◆ **WORK TASK**:
Across the entries below, tally every line that holds the string "your" and reply with the number only.

◆ **RECORDS SUPPLIED**:
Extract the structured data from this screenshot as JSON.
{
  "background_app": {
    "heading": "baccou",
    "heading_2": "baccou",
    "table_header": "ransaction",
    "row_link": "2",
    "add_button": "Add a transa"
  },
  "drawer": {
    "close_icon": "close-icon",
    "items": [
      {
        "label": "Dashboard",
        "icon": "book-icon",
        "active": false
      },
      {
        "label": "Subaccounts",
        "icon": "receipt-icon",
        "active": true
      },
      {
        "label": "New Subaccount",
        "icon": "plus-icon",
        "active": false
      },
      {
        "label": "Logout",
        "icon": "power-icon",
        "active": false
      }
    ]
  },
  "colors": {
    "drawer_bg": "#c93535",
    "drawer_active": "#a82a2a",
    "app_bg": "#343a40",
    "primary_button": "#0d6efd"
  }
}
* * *
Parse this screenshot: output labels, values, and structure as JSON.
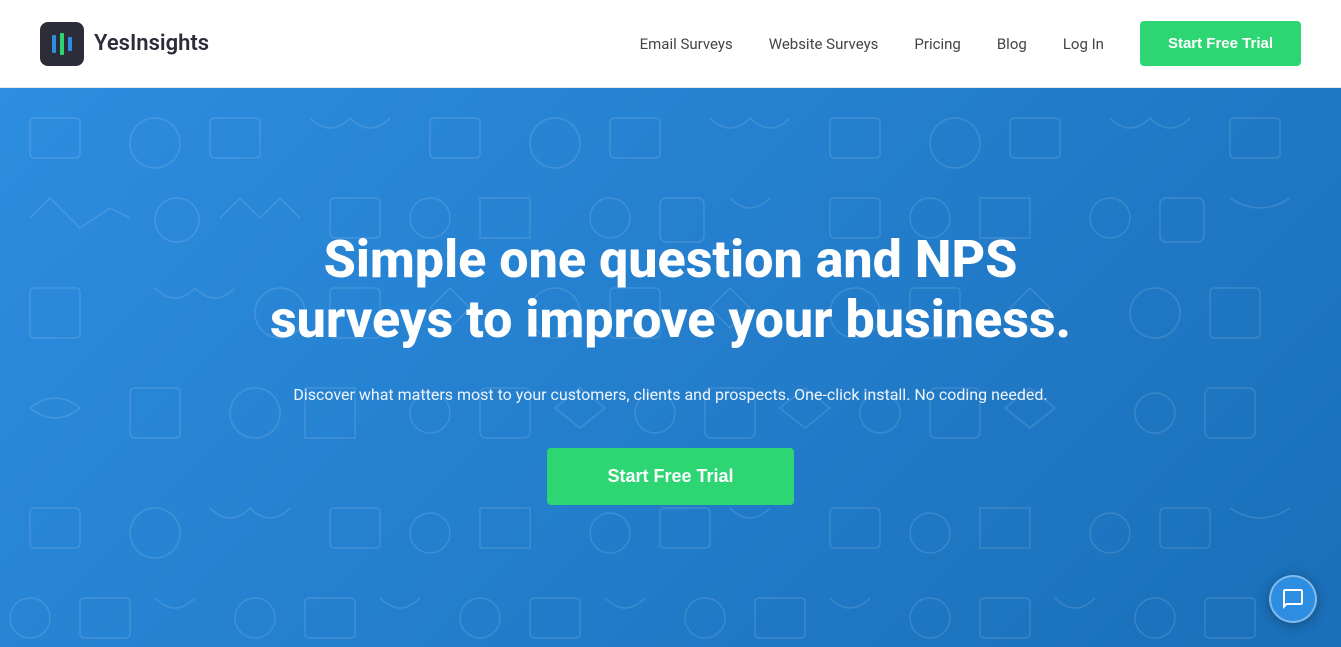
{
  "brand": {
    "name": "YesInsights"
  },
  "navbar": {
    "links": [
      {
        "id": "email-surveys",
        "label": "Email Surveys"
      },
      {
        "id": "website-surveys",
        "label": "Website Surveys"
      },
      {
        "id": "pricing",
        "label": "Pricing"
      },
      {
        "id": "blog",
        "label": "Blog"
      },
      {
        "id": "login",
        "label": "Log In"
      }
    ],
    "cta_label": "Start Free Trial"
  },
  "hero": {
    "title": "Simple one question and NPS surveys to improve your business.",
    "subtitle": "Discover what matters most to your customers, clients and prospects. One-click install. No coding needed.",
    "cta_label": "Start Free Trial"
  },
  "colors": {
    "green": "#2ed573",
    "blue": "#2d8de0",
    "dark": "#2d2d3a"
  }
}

◆ **TASK RESPONSE**:
2